— Exercise —
Go through the entries below and write each one out exactly.

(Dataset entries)

○ ○ ○ ○ ○

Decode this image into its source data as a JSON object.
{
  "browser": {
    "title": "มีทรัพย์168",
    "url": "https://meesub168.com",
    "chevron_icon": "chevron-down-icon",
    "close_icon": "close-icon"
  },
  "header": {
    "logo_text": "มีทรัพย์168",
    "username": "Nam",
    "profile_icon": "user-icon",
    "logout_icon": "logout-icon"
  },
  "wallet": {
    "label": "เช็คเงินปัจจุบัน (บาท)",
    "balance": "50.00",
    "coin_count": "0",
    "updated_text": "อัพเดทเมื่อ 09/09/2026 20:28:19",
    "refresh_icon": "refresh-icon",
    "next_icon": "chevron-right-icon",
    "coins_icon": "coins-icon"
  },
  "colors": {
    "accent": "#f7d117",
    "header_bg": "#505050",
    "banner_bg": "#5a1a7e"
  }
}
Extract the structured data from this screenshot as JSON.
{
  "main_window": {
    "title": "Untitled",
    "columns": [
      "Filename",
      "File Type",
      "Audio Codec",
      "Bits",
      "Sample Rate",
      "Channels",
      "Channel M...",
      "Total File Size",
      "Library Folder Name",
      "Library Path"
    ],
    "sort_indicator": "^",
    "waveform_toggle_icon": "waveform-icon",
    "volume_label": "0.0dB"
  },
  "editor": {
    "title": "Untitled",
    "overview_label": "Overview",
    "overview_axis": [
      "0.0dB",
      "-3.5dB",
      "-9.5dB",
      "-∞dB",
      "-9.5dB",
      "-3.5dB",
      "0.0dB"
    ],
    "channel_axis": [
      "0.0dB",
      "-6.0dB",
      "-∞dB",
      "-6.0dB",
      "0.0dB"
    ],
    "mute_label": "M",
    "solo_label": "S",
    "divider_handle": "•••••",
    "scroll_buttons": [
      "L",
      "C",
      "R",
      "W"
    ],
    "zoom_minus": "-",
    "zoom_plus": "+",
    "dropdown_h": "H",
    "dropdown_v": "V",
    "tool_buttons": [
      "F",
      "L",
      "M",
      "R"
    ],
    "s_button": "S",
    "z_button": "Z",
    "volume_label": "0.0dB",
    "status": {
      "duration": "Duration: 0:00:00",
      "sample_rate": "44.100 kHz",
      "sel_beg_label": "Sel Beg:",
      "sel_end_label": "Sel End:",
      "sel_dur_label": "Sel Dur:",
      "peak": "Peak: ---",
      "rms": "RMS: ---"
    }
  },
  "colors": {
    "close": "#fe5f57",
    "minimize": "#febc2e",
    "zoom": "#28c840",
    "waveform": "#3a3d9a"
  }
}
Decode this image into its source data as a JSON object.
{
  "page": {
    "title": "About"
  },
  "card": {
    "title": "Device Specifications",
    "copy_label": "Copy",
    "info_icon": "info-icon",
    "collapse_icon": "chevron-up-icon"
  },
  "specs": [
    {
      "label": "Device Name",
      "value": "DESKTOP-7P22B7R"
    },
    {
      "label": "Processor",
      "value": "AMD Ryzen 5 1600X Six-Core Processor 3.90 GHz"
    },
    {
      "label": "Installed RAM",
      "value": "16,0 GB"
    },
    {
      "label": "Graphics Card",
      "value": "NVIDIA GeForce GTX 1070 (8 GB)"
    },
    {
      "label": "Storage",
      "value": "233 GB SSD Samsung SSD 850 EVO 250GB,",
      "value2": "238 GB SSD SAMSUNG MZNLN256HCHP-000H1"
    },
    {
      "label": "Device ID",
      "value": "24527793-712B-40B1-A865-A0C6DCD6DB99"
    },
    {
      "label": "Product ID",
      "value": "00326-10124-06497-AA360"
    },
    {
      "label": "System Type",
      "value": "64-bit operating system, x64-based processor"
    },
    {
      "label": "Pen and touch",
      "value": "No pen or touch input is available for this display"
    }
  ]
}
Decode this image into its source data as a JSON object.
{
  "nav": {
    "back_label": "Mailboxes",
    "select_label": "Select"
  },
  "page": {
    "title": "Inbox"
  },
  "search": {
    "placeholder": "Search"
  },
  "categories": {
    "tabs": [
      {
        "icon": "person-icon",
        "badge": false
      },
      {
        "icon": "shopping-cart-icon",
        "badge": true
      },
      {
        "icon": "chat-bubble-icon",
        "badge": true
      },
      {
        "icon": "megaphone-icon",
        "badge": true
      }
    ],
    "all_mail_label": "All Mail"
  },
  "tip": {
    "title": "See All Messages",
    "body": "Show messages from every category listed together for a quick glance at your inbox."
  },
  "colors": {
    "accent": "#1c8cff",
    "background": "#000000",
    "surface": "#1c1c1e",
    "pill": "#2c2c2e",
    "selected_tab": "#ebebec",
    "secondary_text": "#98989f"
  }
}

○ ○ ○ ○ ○

— Written response —
Decode this image into its source data as a JSON object.
{
  "browser": {
    "title": "มีทรัพย์168",
    "url": "https://meesub168.com",
    "chevron_icon": "chevron-down-icon",
    "close_icon": "close-icon"
  },
  "header": {
    "logo_text": "มีทรัพย์168",
    "username": "Nam",
    "profile_icon": "user-icon",
    "logout_icon": "logout-icon"
  },
  "wallet": {
    "label": "เช็คเงินปัจจุบัน (บาท)",
    "balance": "50.00",
    "coin_count": "0",
    "updated_text": "อัพเดทเมื่อ 09/09/2026 20:28:19",
    "refresh_icon": "refresh-icon",
    "next_icon": "chevron-right-icon",
    "coins_icon": "coins-icon"
  },
  "colors": {
    "accent": "#f7d117",
    "header_bg": "#505050",
    "banner_bg": "#5a1a7e"
  }
}
Extract the structured data from this screenshot as JSON.
{
  "main_window": {
    "title": "Untitled",
    "columns": [
      "Filename",
      "File Type",
      "Audio Codec",
      "Bits",
      "Sample Rate",
      "Channels",
      "Channel M...",
      "Total File Size",
      "Library Folder Name",
      "Library Path"
    ],
    "sort_indicator": "^",
    "waveform_toggle_icon": "waveform-icon",
    "volume_label": "0.0dB"
  },
  "editor": {
    "title": "Untitled",
    "overview_label": "Overview",
    "overview_axis": [
      "0.0dB",
      "-3.5dB",
      "-9.5dB",
      "-∞dB",
      "-9.5dB",
      "-3.5dB",
      "0.0dB"
    ],
    "channel_axis": [
      "0.0dB",
      "-6.0dB",
      "-∞dB",
      "-6.0dB",
      "0.0dB"
    ],
    "mute_label": "M",
    "solo_label": "S",
    "divider_handle": "•••••",
    "scroll_buttons": [
      "L",
      "C",
      "R",
      "W"
    ],
    "zoom_minus": "-",
    "zoom_plus": "+",
    "dropdown_h": "H",
    "dropdown_v": "V",
    "tool_buttons": [
      "F",
      "L",
      "M",
      "R"
    ],
    "s_button": "S",
    "z_button": "Z",
    "volume_label": "0.0dB",
    "status": {
      "duration": "Duration: 0:00:00",
      "sample_rate": "44.100 kHz",
      "sel_beg_label": "Sel Beg:",
      "sel_end_label": "Sel End:",
      "sel_dur_label": "Sel Dur:",
      "peak": "Peak: ---",
      "rms": "RMS: ---"
    }
  },
  "colors": {
    "close": "#fe5f57",
    "minimize": "#febc2e",
    "zoom": "#28c840",
    "waveform": "#3a3d9a"
  }
}
Decode this image into its source data as a JSON object.
{
  "page": {
    "title": "About"
  },
  "card": {
    "title": "Device Specifications",
    "copy_label": "Copy",
    "info_icon": "info-icon",
    "collapse_icon": "chevron-up-icon"
  },
  "specs": [
    {
      "label": "Device Name",
      "value": "DESKTOP-7P22B7R"
    },
    {
      "label": "Processor",
      "value": "AMD Ryzen 5 1600X Six-Core Processor 3.90 GHz"
    },
    {
      "label": "Installed RAM",
      "value": "16,0 GB"
    },
    {
      "label": "Graphics Card",
      "value": "NVIDIA GeForce GTX 1070 (8 GB)"
    },
    {
      "label": "Storage",
      "value": "233 GB SSD Samsung SSD 850 EVO 250GB,",
      "value2": "238 GB SSD SAMSUNG MZNLN256HCHP-000H1"
    },
    {
      "label": "Device ID",
      "value": "24527793-712B-40B1-A865-A0C6DCD6DB99"
    },
    {
      "label": "Product ID",
      "value": "00326-10124-06497-AA360"
    },
    {
      "label": "System Type",
      "value": "64-bit operating system, x64-based processor"
    },
    {
      "label": "Pen and touch",
      "value": "No pen or touch input is available for this display"
    }
  ]
}
Decode this image into its source data as a JSON object.
{
  "nav": {
    "back_label": "Mailboxes",
    "select_label": "Select"
  },
  "page": {
    "title": "Inbox"
  },
  "search": {
    "placeholder": "Search"
  },
  "categories": {
    "tabs": [
      {
        "icon": "person-icon",
        "badge": false
      },
      {
        "icon": "shopping-cart-icon",
        "badge": true
      },
      {
        "icon": "chat-bubble-icon",
        "badge": true
      },
      {
        "icon": "megaphone-icon",
        "badge": true
      }
    ],
    "all_mail_label": "All Mail"
  },
  "tip": {
    "title": "See All Messages",
    "body": "Show messages from every category listed together for a quick glance at your inbox."
  },
  "colors": {
    "accent": "#1c8cff",
    "background": "#000000",
    "surface": "#1c1c1e",
    "pill": "#2c2c2e",
    "selected_tab": "#ebebec",
    "secondary_text": "#98989f"
  }
}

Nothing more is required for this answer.